BATON ROUGE, La. (BRPROUD) – A $26 billion agreement was reached with three major pharmaceutical distributors and a company that manufactured and marketed opioids, according to an announcement from Attorney General Jeff Landry.
Cardinal, McKesson, AmerisourceBergen and Johnson & Johnson were involved in the agreement.
“Today is a great day in our fight to hold accountable those who have stoked the fire of the opioid crisis,” said AG Landry.
Other states involved with the lawsuit were: North Carolina, Tennessee, California, Colorado, Connecticut, Delaware, Florida, Georgia, Massachusetts, New York, Ohio, Pennsylvania, and Texas.
“Thousands of our neighbors have buried their loved ones throughout the opioid epidemic, and countless other families in Louisiana remain devastated by the crisis,” continued Attorney General Landry. “They deserve our State’s commitment to treating the addicted and protecting the public from this horrific plague; and I am proud to have delivered this great agreement to them.”
The agreement includes resolving claims throughout the nation — nearly 4,000 have been filed, according to a news release from the AG’s office. States have 30 days to sign onto the deal while local governments will have 150 days.
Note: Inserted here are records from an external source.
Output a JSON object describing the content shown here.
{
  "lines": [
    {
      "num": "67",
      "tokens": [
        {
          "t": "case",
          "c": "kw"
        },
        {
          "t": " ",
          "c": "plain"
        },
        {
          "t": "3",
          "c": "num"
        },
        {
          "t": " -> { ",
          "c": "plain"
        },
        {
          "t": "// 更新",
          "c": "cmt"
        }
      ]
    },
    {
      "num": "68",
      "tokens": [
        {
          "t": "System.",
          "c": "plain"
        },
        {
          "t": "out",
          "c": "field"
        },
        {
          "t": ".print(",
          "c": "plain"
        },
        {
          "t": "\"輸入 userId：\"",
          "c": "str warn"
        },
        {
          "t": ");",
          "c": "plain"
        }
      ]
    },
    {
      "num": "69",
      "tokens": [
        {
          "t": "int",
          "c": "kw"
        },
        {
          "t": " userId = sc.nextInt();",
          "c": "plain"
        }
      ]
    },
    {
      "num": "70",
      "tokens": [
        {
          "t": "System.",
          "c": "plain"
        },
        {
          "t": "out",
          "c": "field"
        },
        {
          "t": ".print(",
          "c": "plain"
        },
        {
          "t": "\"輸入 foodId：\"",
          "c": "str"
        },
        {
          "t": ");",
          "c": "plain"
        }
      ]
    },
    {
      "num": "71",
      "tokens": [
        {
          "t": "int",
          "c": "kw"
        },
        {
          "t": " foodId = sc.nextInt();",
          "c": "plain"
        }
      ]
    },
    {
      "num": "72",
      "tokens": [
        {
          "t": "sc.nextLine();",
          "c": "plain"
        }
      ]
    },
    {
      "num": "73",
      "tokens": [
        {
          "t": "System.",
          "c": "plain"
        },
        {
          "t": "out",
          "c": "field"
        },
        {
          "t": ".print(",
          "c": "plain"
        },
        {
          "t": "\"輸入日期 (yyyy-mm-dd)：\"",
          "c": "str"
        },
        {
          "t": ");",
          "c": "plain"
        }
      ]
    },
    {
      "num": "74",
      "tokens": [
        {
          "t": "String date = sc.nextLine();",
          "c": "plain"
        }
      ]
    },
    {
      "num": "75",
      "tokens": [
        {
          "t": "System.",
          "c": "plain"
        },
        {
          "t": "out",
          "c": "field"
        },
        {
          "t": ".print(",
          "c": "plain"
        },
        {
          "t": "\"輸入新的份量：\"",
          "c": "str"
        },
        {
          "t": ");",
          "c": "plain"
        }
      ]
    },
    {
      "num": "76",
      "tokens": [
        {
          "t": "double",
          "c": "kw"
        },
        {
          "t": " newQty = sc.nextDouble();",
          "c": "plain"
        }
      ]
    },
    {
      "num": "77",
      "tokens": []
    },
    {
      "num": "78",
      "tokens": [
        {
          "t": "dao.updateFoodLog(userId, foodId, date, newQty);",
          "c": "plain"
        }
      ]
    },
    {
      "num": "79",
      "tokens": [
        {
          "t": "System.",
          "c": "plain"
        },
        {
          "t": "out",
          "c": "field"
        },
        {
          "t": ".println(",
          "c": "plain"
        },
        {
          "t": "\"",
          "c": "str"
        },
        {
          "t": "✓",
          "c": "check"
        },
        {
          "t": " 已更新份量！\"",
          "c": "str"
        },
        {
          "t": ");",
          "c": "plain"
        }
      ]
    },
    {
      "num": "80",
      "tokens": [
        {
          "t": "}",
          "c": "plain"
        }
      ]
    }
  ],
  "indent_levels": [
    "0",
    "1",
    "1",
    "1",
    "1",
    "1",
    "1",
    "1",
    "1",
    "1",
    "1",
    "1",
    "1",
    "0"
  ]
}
If state and local governments partner together, then they will receive maximum payments.
Over $325 million is expected for the state of Louisiana, according to AG Landry.
“It is our objective that every nickel of this settlement goes to treating those in need – mitigating the damage done to our citizens,” concluded AG Landry. “We will continue working with the legal representatives of the political subdivisions involved in this litigation to make this happen.”
- The three distributors collectively will pay up to $21 billion over 18 years.
- Johnson & Johnson will pay up to $5 billion over nine years with up to $3.7 billion paid during the first three years.
- The total funding distributed will be determined by the overall degree of participation by both litigating and non-litigating state and local governments.
- The substantial majority of the money is to be spent on opioid treatment and prevention.
- Each state’s share of the funding has been determined by agreement among the states using a formula that takes into account the population of the state and the impact of the crisis on the state – the number of overdose deaths, the number of residents with substance use disorder, and the number of opioids prescribed.
Injunctive Relief Overview:
- The 10-year agreement will result in court orders requiring Cardinal, McKesson, and AmerisourceBergen to:
- Establish a centralized independent clearinghouse to provide all three distributors and state regulators with aggregated data and analytics about where drugs are going and how often, eliminating blind spots in the current systems used by distributors.
- Use data-driven systems to detect suspicious opioid orders from customer pharmacies.
- Terminate customer pharmacies’ ability to receive shipments, and report those companies to state regulators, when they show certain signs of diversion.
- Prohibit shipping of and report suspicious opioid orders.
- Prohibit sales staff from influencing decisions related to identifying suspicious opioid orders.
- Require senior corporate officials to engage in regular oversight of anti-diversion efforts.
- The 10-year agreement will result in court orders requiring Johnson & Johnson to:
- Stop selling opioids.
- Not fund or provide grants to third parties for promoting opioids.
- Not lobby on activities related to opioids.
- Share clinical trial data under the Yale University Open Data Access Project.